--- Problem ---
Omit images. Retype all entries verbatim.
▬▬▬▬▬▬▬▬▬▬
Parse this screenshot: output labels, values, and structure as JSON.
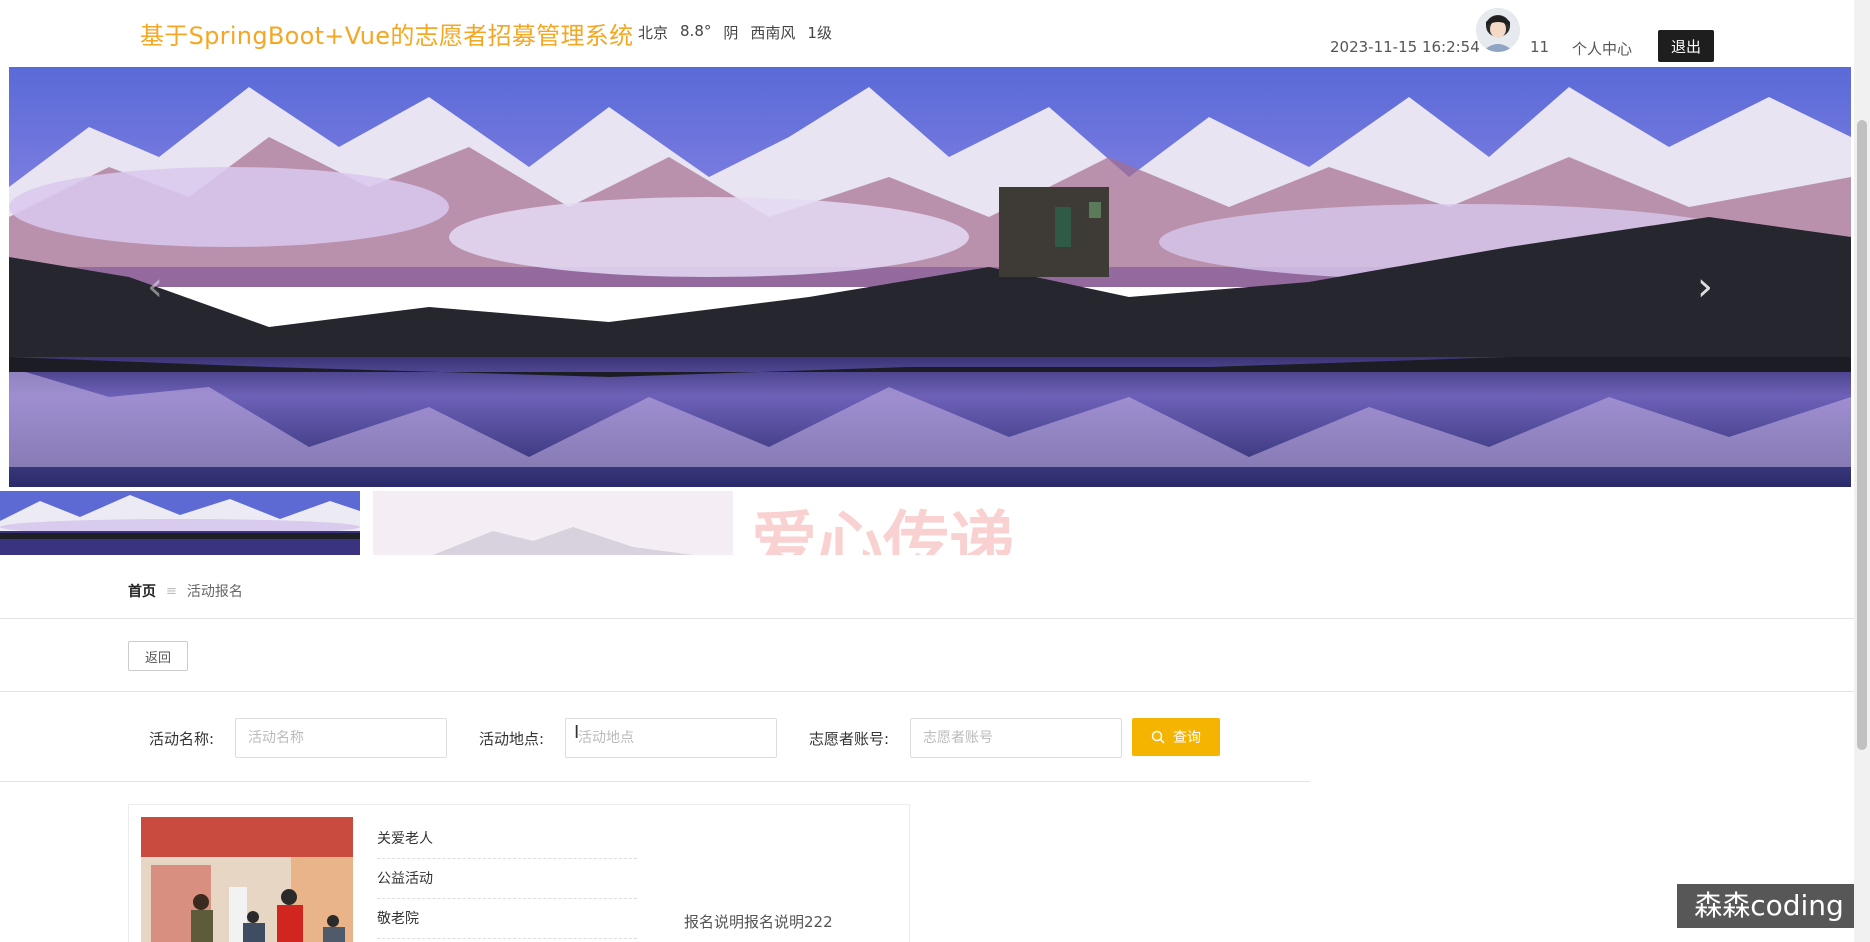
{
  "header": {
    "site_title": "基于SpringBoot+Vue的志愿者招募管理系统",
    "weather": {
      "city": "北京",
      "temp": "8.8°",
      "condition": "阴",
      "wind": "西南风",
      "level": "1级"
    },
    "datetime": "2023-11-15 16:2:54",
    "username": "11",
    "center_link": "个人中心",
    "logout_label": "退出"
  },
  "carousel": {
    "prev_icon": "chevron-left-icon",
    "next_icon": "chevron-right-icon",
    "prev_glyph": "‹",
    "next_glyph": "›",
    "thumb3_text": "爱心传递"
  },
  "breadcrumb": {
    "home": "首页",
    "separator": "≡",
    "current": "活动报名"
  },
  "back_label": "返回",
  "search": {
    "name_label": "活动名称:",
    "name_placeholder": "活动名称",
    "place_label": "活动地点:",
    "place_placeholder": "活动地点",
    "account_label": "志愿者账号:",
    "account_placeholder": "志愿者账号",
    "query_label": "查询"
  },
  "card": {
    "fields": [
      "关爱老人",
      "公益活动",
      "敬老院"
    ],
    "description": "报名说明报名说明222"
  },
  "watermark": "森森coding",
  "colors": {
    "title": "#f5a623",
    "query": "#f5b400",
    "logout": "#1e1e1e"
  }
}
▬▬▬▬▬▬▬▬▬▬
--- Reply ---
Parse this screenshot: output labels, values, and structure as JSON.
{
  "header": {
    "site_title": "基于SpringBoot+Vue的志愿者招募管理系统",
    "weather": {
      "city": "北京",
      "temp": "8.8°",
      "condition": "阴",
      "wind": "西南风",
      "level": "1级"
    },
    "datetime": "2023-11-15 16:2:54",
    "username": "11",
    "center_link": "个人中心",
    "logout_label": "退出"
  },
  "carousel": {
    "prev_icon": "chevron-left-icon",
    "next_icon": "chevron-right-icon",
    "prev_glyph": "‹",
    "next_glyph": "›",
    "thumb3_text": "爱心传递"
  },
  "breadcrumb": {
    "home": "首页",
    "separator": "≡",
    "current": "活动报名"
  },
  "back_label": "返回",
  "search": {
    "name_label": "活动名称:",
    "name_placeholder": "活动名称",
    "place_label": "活动地点:",
    "place_placeholder": "活动地点",
    "account_label": "志愿者账号:",
    "account_placeholder": "志愿者账号",
    "query_label": "查询"
  },
  "card": {
    "fields": [
      "关爱老人",
      "公益活动",
      "敬老院"
    ],
    "description": "报名说明报名说明222"
  },
  "watermark": "森森coding",
  "colors": {
    "title": "#f5a623",
    "query": "#f5b400",
    "logout": "#1e1e1e"
  }
}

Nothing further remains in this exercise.